Accountability for Notice and Takedown Abuse
Arguably, automated takedown systems are not the problem in themselves. From the copyright holder’s perspective, they may be the only feasible tool for fighting online privacy. Rather, automated takedown systems create problems because: (1) the systems are used to produce a constant stream of broad requests, generating too many requests for the OSP to actually review and (2) OSPs and internet users rarely take advantage of statutory remedies for pushing back against takedown requests. One solution to these problems would be to empower OSPs to push back more aggressively against erroneous takedown requests, holding copyright holders accountable in extreme cases for improving their systems while allowing them to continue using them generally.
In their paper, Urban, Schofield and Karaganis similarly suggest that stronger liability for reckless or malicious notice use could prevent some of the abuse behind widespread takedown tactics. The DMCA itself already provides OSPs with rights against misrepresentation, creating liability for any damages caused by a person who knowingly and materially misrepresents information in a takedown request. Increasing statutory damages for these kinds of misrepresentations could help deter notice abuse. The authors further suggest that reforming the DMCA to require a higher quality of notice claims would also incentivize rightsholders to improve their automated notice systems.
In their current state, automated takedown notices are flawed methods for handling copyright infringement that disrupts the balance between OSPs and the copyright industry. However, with some amendments to the DMCA, automated notices could play an important, responsible role.
 See Perfect 10, Inc. v. Amazon.com, Inc., 508 F.3d 1146 (9th Cir. 2007).
 See Viacom International, Inc. v. YouTube, Inc., 676 F.3d 19 (2d Cir. 2012).
 17 U.S.C. § 512(c)(3)(A)(i)-(vi).
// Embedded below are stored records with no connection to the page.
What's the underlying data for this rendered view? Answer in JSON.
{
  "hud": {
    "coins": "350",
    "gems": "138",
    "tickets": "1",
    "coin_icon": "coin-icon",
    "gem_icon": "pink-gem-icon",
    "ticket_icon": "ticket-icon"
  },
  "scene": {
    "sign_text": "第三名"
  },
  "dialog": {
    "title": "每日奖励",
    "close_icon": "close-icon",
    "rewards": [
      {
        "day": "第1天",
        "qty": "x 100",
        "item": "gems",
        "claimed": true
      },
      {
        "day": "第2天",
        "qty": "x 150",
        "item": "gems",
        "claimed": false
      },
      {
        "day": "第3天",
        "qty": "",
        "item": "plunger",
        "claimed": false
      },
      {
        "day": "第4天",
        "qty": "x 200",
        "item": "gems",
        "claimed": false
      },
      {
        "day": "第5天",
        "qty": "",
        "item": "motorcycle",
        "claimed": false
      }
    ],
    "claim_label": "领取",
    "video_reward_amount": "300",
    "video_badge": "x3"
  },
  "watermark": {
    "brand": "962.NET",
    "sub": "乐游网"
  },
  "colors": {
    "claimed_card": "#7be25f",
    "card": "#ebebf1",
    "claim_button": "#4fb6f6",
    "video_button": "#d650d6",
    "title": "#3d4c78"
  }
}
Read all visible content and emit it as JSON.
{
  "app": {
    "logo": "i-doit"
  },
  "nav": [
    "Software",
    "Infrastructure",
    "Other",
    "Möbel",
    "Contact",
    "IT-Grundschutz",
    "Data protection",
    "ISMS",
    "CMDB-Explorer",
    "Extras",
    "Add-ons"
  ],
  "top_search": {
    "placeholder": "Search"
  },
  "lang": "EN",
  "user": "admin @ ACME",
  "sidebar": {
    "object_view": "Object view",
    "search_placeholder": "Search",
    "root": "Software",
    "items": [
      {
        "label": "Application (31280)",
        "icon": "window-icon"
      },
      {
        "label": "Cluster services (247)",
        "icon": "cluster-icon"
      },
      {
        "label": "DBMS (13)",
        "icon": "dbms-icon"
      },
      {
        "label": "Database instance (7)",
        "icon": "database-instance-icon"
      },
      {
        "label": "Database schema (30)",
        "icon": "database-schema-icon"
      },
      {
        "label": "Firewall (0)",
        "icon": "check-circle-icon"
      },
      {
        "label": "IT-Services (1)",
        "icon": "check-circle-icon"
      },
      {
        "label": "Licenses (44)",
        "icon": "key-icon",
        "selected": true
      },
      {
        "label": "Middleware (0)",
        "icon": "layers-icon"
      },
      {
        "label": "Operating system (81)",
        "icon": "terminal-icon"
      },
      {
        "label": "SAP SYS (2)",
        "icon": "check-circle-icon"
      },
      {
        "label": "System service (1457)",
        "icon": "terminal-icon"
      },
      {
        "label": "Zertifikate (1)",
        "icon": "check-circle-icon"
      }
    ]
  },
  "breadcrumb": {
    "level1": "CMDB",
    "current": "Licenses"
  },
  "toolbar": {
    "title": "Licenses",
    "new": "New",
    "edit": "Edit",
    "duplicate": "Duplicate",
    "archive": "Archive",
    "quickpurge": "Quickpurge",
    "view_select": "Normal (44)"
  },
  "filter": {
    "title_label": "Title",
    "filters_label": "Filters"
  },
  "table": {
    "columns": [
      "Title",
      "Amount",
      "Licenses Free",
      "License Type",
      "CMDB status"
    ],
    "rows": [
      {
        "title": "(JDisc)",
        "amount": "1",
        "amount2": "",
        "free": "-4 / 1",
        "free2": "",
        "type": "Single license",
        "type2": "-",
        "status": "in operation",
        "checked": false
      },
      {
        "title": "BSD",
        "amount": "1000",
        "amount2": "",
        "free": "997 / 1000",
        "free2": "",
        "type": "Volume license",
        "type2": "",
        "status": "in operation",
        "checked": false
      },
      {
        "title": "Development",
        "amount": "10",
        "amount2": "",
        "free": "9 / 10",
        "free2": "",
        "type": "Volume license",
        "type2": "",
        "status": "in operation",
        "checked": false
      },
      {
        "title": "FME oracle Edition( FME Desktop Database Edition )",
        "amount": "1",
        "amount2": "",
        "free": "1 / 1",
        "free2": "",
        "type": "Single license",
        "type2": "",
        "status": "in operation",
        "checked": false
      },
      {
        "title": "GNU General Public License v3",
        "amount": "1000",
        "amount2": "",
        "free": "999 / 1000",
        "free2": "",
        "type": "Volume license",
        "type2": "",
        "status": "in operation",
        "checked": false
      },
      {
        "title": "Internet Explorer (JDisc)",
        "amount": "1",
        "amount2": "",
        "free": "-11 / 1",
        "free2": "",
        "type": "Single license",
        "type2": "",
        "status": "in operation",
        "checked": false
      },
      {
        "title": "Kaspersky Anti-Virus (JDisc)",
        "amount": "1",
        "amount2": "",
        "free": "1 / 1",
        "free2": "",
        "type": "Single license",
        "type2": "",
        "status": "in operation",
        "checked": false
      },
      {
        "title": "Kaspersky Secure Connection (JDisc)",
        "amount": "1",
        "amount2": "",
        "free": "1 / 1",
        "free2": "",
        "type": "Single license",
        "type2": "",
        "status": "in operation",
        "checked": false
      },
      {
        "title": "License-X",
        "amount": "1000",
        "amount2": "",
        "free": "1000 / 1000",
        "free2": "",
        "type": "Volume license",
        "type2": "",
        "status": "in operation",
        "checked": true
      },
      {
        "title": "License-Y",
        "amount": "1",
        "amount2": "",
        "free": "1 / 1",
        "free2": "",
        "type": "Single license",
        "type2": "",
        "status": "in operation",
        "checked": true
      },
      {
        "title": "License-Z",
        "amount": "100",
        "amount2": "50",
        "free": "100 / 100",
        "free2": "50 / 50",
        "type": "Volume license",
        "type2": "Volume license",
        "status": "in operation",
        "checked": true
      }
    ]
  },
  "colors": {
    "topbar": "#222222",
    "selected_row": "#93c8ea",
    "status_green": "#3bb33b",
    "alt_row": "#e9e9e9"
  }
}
 Zoe Carpou, Robots, Pirates, and the Rise of the Automated Takedown Regime, 39 Colum. J.L. & Arts 551, 564-66 (2016).
 Id. at 583-84.
 17 U.S.C. § 512(f).